This category contains 56 posts

Specific risk guidance is troublesome

I’ve been (re)reading a bit about “risk appetite” again recently. Some of the reading includes messages saying it’s a confusing term, it’s a bad idea, or that it’s a good idea that’s really important to manage properly [pdf]. One of the things that occurred to me during this is that it’s actually very difficult to … Continue reading

Delivering incremental value in an investigation

How do we tackle a piece of investigation in an incremental manner? It’s much easier when we’re delivering a tangible thing—we stand up at our show and tell, and say “Last time we showed you we could do X, now we can show you we can also do Y.” But for investigation work it’s not … Continue reading

Expressing value statements with measures

A short time ago I wrote about the importance of having a value statement, which is a short statement of the value that a project (or programme or team) is accountable for delivering, and which allows us to measure that value. But in practice it’s often difficult to have a short statement which also describes … Continue reading

Separate strategic assumptions from goals

Previously I wrote about the importance of having a clear goal, in the form of a value statement. But in practice it’s tempting to confuse a goal with what I call a “strategic assumption”—and we shouldn’t do that. When I ask a project team what their goal is they usually suggest a number of things, … Continue reading

Quality assurance and testing

Quality assurance and testing are often confused in the digital world. People often talk about QAs being the people who test, and debate the merits of whether QAs should exist as a role separate to that of developers. But prior to that I find it’s important to distinguish between quality assurance and testing, so here … Continue reading

Moving from “if” we’ll deliver to “when”

On too many projects it’s easy to get caught in a debate about if we’ll deliver. There is some fixed point at which we’ll be judged—very likely a specific date—and when that happens we’ll look at what we’ve produced and see whether it matches our pre-defined threshold of “acceptable”. If delivery of “acceptable” is in … Continue reading

The value statement

Over the last 12 months I’ve worked increasingly with people to create what’s been termed a “value statement” for their various projects and programmes. Value statement isn’t my term (although it’s been used before for similar things [1], [2]) and I like it a lot. A value statement is a very simple statement of the … Continue reading

Traffic lights, roundabouts and decision-making

Last week I saw a presentation from Bjarte Bogsnes of Statoil, at a meeting about Beyond Budgeting, which offers “a management model that is more empowered and adaptive [and] releasing people from the burdens of stifling bureaucracy”. Part of they ethos of Beyond Budgeting is to bring decision-making back to the people who have direct … Continue reading

Agile teams have more responsibility with less planning

Some people think agile teams have less responsibility because the plans are looser.
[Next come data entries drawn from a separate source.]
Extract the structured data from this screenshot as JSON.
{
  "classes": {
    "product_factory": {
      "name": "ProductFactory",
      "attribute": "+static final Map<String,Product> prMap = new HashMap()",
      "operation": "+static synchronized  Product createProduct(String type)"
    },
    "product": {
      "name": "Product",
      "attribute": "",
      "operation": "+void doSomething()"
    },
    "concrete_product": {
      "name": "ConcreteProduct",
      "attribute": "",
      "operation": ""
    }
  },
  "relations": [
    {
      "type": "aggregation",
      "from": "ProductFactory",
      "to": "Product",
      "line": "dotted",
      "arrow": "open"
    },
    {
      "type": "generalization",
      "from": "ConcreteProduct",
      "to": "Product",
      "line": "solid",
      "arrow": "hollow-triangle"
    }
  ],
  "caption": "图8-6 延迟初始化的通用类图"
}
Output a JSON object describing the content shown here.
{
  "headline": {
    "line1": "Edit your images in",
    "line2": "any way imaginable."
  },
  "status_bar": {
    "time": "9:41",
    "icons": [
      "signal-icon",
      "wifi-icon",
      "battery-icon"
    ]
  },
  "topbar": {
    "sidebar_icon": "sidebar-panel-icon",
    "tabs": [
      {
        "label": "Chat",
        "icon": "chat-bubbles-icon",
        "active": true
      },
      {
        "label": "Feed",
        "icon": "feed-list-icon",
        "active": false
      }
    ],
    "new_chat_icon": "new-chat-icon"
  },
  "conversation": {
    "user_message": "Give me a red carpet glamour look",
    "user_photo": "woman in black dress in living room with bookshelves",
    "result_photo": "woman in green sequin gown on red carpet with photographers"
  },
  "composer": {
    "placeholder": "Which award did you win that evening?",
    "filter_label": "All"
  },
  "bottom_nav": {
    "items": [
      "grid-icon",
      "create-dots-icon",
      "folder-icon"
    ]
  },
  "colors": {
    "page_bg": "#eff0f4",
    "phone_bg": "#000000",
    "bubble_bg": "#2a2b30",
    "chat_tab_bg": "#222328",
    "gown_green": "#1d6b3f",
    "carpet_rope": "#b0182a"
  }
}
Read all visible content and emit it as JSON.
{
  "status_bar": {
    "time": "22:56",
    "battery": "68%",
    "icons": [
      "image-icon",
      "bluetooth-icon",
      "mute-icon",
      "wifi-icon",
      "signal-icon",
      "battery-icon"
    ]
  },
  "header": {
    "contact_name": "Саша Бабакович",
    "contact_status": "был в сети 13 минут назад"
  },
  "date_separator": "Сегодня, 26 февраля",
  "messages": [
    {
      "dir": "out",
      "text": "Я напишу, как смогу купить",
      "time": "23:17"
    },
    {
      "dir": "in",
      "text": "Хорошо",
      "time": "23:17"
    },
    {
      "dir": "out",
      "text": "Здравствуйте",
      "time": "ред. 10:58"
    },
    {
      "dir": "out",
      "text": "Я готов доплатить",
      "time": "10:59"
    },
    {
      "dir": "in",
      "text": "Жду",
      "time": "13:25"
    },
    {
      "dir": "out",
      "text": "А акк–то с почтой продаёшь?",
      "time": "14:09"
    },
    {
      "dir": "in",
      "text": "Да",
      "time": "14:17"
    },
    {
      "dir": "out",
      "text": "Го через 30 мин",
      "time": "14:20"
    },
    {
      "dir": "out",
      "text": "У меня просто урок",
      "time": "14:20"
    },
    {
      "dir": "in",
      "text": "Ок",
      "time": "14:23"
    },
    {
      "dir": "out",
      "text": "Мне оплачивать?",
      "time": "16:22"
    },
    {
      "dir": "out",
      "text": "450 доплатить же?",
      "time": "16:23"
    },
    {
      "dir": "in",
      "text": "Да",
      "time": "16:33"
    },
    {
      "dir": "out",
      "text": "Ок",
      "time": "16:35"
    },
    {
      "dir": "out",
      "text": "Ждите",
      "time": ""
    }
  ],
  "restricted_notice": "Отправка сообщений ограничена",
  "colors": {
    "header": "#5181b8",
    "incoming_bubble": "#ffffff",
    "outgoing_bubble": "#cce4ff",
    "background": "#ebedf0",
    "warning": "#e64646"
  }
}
In fact the opposite it true. When organisations start their agile journey, there are—inevitably—slips and confusion along the way. One thing that often happens is that the reduced up-front detailed planning leaves those outside a team to think there is “no planning” … Continue reading

Burn-up charts create trust

Burn-up charts are very powerful—they show progress against reality very clearly. A colleague once told me that his boss much preferred the burn-up charts he saw than the more traditional reports other managers gave him, because the burn-up charts gave him confidence based on hard data, whereas other reports were more vague and had milestones … Continue reading